What does being a manager mean to those who do managerial work and why has becoming a manager become so attractive for so many people? How does pursuing a managerial career fit with the wider project of constructing a life and a sense of self? This illuminating and thoughtful book answers these questions by considering the extended life histories of ten managers, allowing their own voices to be heard. The Manager's Tale uses the ideas of Heidegger, Sartre and Ricoeur to show that who a person is can be seen as a narrative accomplishment, a result of the stories we tell ourselves and others. Within this framework the manager's stories are revealed, highlighting the complex ways in which dominant expectations of what it means to be a successful individual in the modern world influences what sort of person we strive to be.
Table of Contents
Contents: Preface; Once upon a time; The managers' tales; Understanding Identity; Narrative identity and the existentialist quest; My generation: life stories as historical narrative; Telling tales; And they all lived happily ever after?; Bibliography; Index.
Dr Patrick Reedy, Lecturer in Organisational Behaviour, Nottingham University Business School, UK

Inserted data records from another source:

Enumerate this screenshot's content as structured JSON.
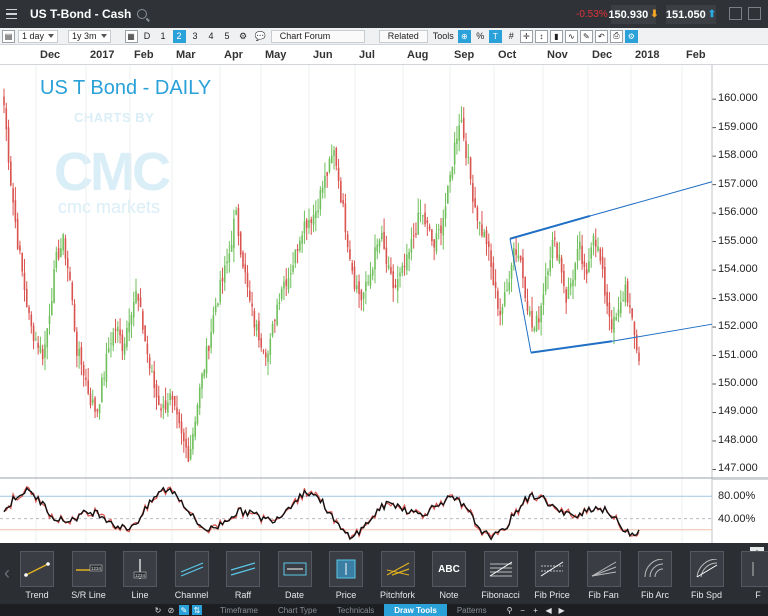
{
  "window": {
    "title": "US T-Bond - Cash",
    "change": "-0.53%",
    "sell_price": "150.930",
    "buy_price": "151.050"
  },
  "toolbar": {
    "interval": "1 day",
    "range": "1y 3m",
    "timeframes": [
      "D",
      "1",
      "2",
      "3",
      "4",
      "5"
    ],
    "active_timeframe": "2",
    "chart_forum": "Chart Forum",
    "related": "Related",
    "tools": "Tools",
    "percent": "%",
    "hash": "#"
  },
  "chart": {
    "headline": "US T Bond  - DAILY",
    "watermark_sub": "CHARTS BY",
    "watermark_logo": "CMC",
    "watermark_brand": "cmc markets",
    "months": [
      "Dec",
      "2017",
      "Feb",
      "Mar",
      "Apr",
      "May",
      "Jun",
      "Jul",
      "Aug",
      "Sep",
      "Oct",
      "Nov",
      "Dec",
      "2018",
      "Feb"
    ],
    "price_ticks": [
      "160.000",
      "159.000",
      "158.000",
      "157.000",
      "156.000",
      "155.000",
      "154.000",
      "153.000",
      "152.000",
      "151.000",
      "150.000",
      "149.000",
      "148.000",
      "147.000"
    ],
    "osc_ticks": [
      "80.00%",
      "40.00%"
    ]
  },
  "chart_data": {
    "type": "candlestick",
    "title": "US T Bond  - DAILY",
    "ylim": [
      146.7,
      161.2
    ],
    "last_close": 150.9,
    "closes_weekly": [
      159.8,
      157.2,
      155.1,
      153.5,
      152.0,
      151.5,
      151.0,
      152.8,
      154.5,
      155.0,
      153.6,
      151.2,
      150.5,
      149.5,
      149.0,
      150.2,
      151.5,
      152.0,
      151.3,
      152.5,
      153.2,
      152.0,
      150.6,
      149.6,
      149.1,
      149.6,
      148.8,
      148.0,
      147.5,
      149.0,
      150.3,
      151.5,
      152.8,
      153.6,
      154.5,
      156.0,
      154.5,
      153.0,
      152.0,
      151.5,
      151.0,
      152.5,
      153.5,
      153.8,
      154.5,
      155.5,
      155.8,
      156.0,
      156.8,
      157.5,
      158.2,
      156.5,
      155.0,
      153.6,
      153.0,
      153.5,
      154.5,
      155.2,
      154.0,
      153.3,
      153.8,
      154.3,
      155.3,
      156.0,
      155.5,
      154.8,
      155.5,
      156.5,
      158.2,
      159.5,
      158.0,
      156.5,
      155.5,
      155.0,
      153.5,
      152.5,
      153.2,
      154.8,
      154.5,
      153.0,
      151.8,
      152.5,
      154.0,
      155.0,
      154.5,
      153.0,
      153.8,
      154.8,
      153.5,
      155.5,
      154.5,
      153.0,
      152.0,
      152.5,
      153.5,
      152.0,
      150.9
    ],
    "oscillator": {
      "upper": 80,
      "lower": 40
    },
    "trendlines": [
      {
        "from": [
          "Oct",
          155.1
        ],
        "to": [
          "Dec",
          155.9
        ]
      },
      {
        "from": [
          "Dec",
          155.9
        ],
        "to": [
          "Feb",
          157.1
        ]
      },
      {
        "from": [
          "Oct",
          151.1
        ],
        "to": [
          "Dec",
          151.5
        ]
      },
      {
        "from": [
          "Dec",
          151.5
        ],
        "to": [
          "Feb",
          152.1
        ]
      }
    ]
  },
  "draw_tools": [
    {
      "label": "Trend",
      "icon": "trend-icon"
    },
    {
      "label": "S/R Line",
      "icon": "sr-line-icon"
    },
    {
      "label": "Line",
      "icon": "line-icon"
    },
    {
      "label": "Channel",
      "icon": "channel-icon"
    },
    {
      "label": "Raff",
      "icon": "raff-icon"
    },
    {
      "label": "Date",
      "icon": "date-icon"
    },
    {
      "label": "Price",
      "icon": "price-icon"
    },
    {
      "label": "Pitchfork",
      "icon": "pitchfork-icon"
    },
    {
      "label": "Note",
      "icon": "note-icon"
    },
    {
      "label": "Fibonacci",
      "icon": "fibonacci-icon"
    },
    {
      "label": "Fib Price",
      "icon": "fib-price-icon"
    },
    {
      "label": "Fib Fan",
      "icon": "fib-fan-icon"
    },
    {
      "label": "Fib Arc",
      "icon": "fib-arc-icon"
    },
    {
      "label": "Fib Spd",
      "icon": "fib-spd-icon"
    },
    {
      "label": "F",
      "icon": "more-icon"
    }
  ],
  "note_icon_text": "ABC",
  "sr_line_icon_text": "1234",
  "bottom_tabs": [
    "Timeframe",
    "Chart Type",
    "Technicals",
    "Draw Tools",
    "Patterns"
  ],
  "active_tab": "Draw Tools"
}
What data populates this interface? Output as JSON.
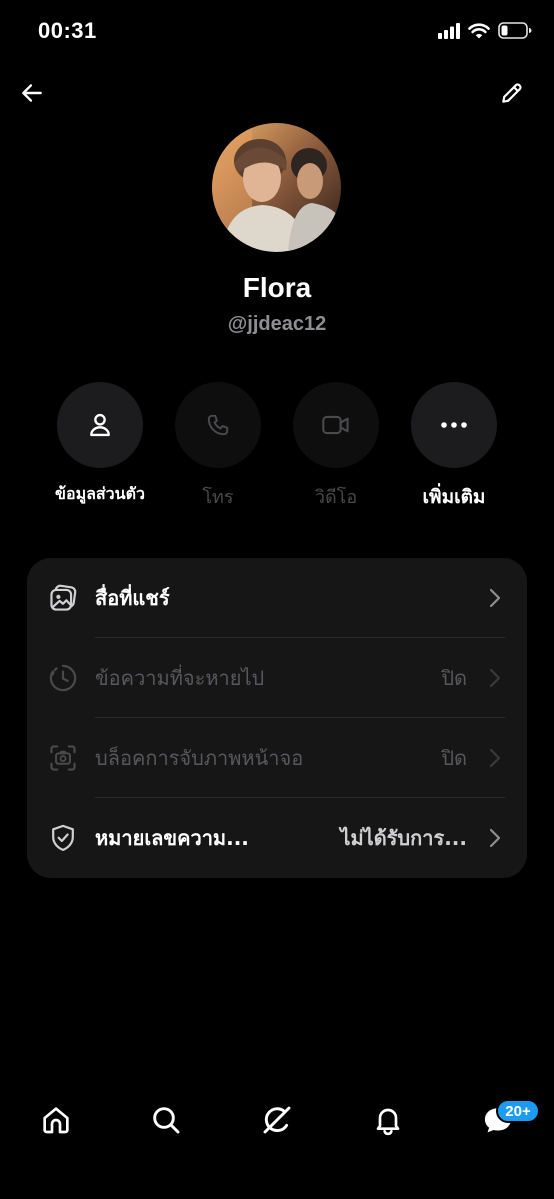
{
  "status_bar": {
    "time": "00:31",
    "icons": [
      "cellular-signal-icon",
      "wifi-icon",
      "battery-icon"
    ]
  },
  "header": {
    "back_icon": "arrow-left-icon",
    "edit_icon": "pencil-icon"
  },
  "profile": {
    "name": "Flora",
    "handle": "@jjdeac12"
  },
  "actions": [
    {
      "label": "ข้อมูลส่วนตัว",
      "icon": "person-icon",
      "enabled": true
    },
    {
      "label": "โทร",
      "icon": "phone-icon",
      "enabled": false
    },
    {
      "label": "วิดีโอ",
      "icon": "video-camera-icon",
      "enabled": false
    },
    {
      "label": "เพิ่มเติม",
      "icon": "more-dots-icon",
      "enabled": true
    }
  ],
  "settings": [
    {
      "label": "สื่อที่แชร์",
      "value": "",
      "icon": "shared-media-icon",
      "enabled": true
    },
    {
      "label": "ข้อความที่จะหายไป",
      "value": "ปิด",
      "icon": "timer-icon",
      "enabled": false
    },
    {
      "label": "บล็อคการจับภาพหน้าจอ",
      "value": "ปิด",
      "icon": "screenshot-icon",
      "enabled": false
    },
    {
      "label": "หมายเลขความ...",
      "value": "ไม่ได้รับการ...",
      "icon": "shield-check-icon",
      "enabled": true
    }
  ],
  "tab_bar": {
    "tabs": [
      "home-icon",
      "search-icon",
      "grok-icon",
      "notifications-icon",
      "messages-icon"
    ],
    "messages_badge": "20+"
  },
  "colors": {
    "background": "#000000",
    "card": "#161617",
    "accent": "#1d9bf0",
    "muted_text": "#8e8e93",
    "disabled_text": "#58585c"
  }
}
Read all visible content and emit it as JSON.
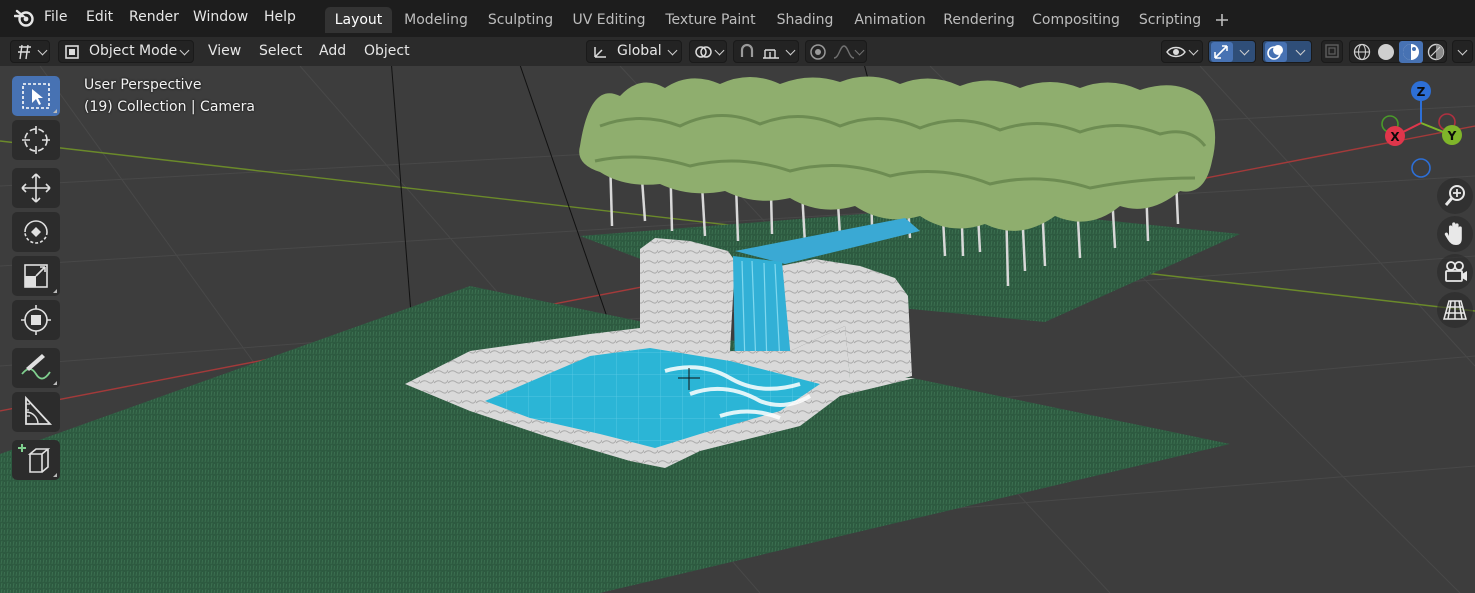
{
  "menu": {
    "items": [
      "File",
      "Edit",
      "Render",
      "Window",
      "Help"
    ],
    "logo_icon": "blender-logo-icon"
  },
  "workspaces": {
    "tabs": [
      "Layout",
      "Modeling",
      "Sculpting",
      "UV Editing",
      "Texture Paint",
      "Shading",
      "Animation",
      "Rendering",
      "Compositing",
      "Scripting"
    ],
    "active": "Layout",
    "add_icon": "plus-icon"
  },
  "header": {
    "editor_icon": "editor-type-icon",
    "mode": "Object Mode",
    "menus": [
      "View",
      "Select",
      "Add",
      "Object"
    ],
    "transform_orientation": "Global",
    "pivot_icon": "pivot-icon",
    "snap_icon": "snap-icon",
    "snap_target_icon": "snap-target-icon",
    "proportional_icon": "proportional-edit-icon",
    "falloff_icon": "falloff-icon",
    "visibility_icon": "eye-icon",
    "gizmo_icon": "gizmo-icon",
    "overlay_icon": "overlay-icon",
    "xray_icon": "xray-icon",
    "shading_modes": [
      "wireframe-icon",
      "solid-icon",
      "material-preview-icon",
      "rendered-icon"
    ],
    "active_shading": "material-preview-icon"
  },
  "viewport": {
    "view_name": "User Perspective",
    "collection_info": "(19) Collection | Camera",
    "colors": {
      "background": "#3d3d3d",
      "grass": "#2d5a40",
      "water": "#2bb5d6",
      "rock": "#d9d9d9",
      "tree": "#8fae6e",
      "x_axis": "#a33a3a",
      "y_axis": "#6b8a2a"
    }
  },
  "toolbar": {
    "tools": [
      {
        "name": "select-box",
        "icon": "select-box-icon",
        "active": true
      },
      {
        "name": "cursor",
        "icon": "cursor-icon",
        "active": false
      },
      {
        "name": "move",
        "icon": "move-icon",
        "active": false
      },
      {
        "name": "rotate",
        "icon": "rotate-icon",
        "active": false
      },
      {
        "name": "scale",
        "icon": "scale-icon",
        "active": false
      },
      {
        "name": "transform",
        "icon": "transform-icon",
        "active": false
      },
      {
        "name": "annotate",
        "icon": "annotate-icon",
        "active": false
      },
      {
        "name": "measure",
        "icon": "measure-icon",
        "active": false
      },
      {
        "name": "add-cube",
        "icon": "add-cube-icon",
        "active": false
      }
    ]
  },
  "gizmo": {
    "axes": [
      {
        "label": "Z",
        "color": "#2d6fd6"
      },
      {
        "label": "Y",
        "color": "#7fb52a"
      },
      {
        "label": "X",
        "color": "#e0364b"
      }
    ]
  },
  "navigation": {
    "buttons": [
      "zoom-icon",
      "hand-pan-icon",
      "camera-view-icon",
      "perspective-grid-icon"
    ]
  }
}
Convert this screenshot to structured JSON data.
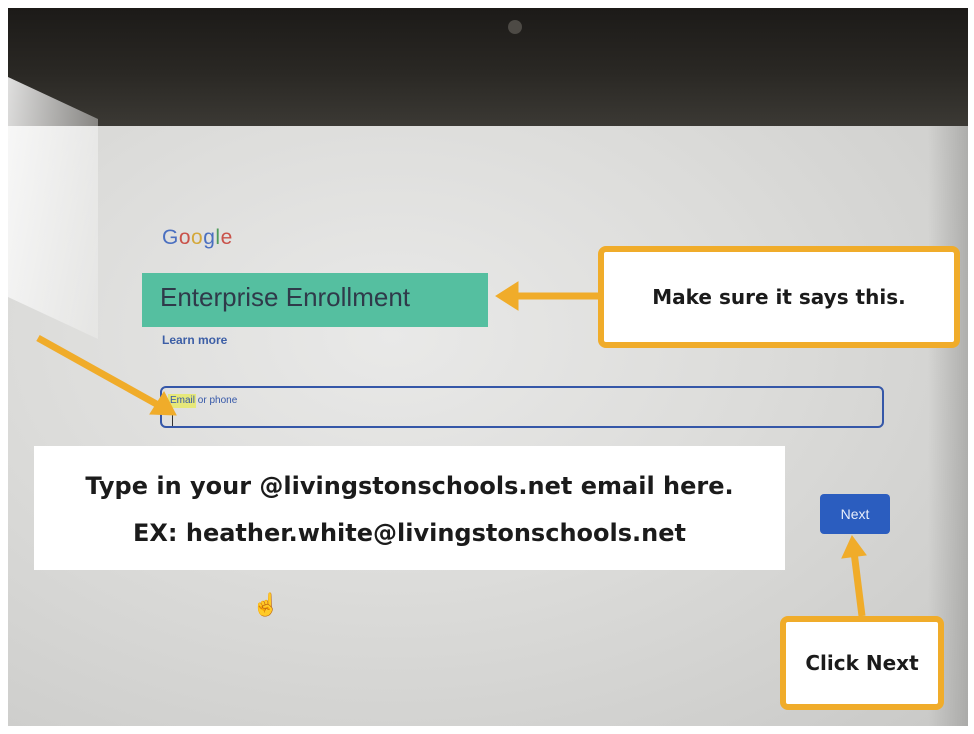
{
  "google_logo": [
    "G",
    "o",
    "o",
    "g",
    "l",
    "e"
  ],
  "enrollment": {
    "title": "Enterprise Enrollment",
    "learn_more": "Learn more"
  },
  "email": {
    "label_highlighted": "Email",
    "label_rest": " or phone",
    "value": ""
  },
  "next_button": "Next",
  "annotations": {
    "top_callout": "Make sure it says this.",
    "instruction_line1": "Type in your @livingstonschools.net email here.",
    "instruction_line2": "EX: heather.white@livingstonschools.net",
    "next_callout": "Click Next"
  },
  "colors": {
    "highlight": "#55bfa0",
    "callout_border": "#f0ac2a",
    "button": "#2b5dbf",
    "input_border": "#3557a8"
  },
  "icons": {
    "cursor": "hand-pointer-icon"
  }
}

'This is a must-read book for anyone interested in identity issues in contemporary work organizations. Keenly researched and effectively theorized, this is a welcome addition to the fields of narrative and identity.' Andrew D. Brown, University of Bath, UK 'Being a manager involves making compromises, and telling stories to yourself and others. Patrick Reedy's book tells the tale of a group of managers, and beautifully explores issues of identity, life history and class. It will be relevant to anyone who holds a position of authority, or wants to understand what authority does to others.' Martin Parker, University of Leicester, UK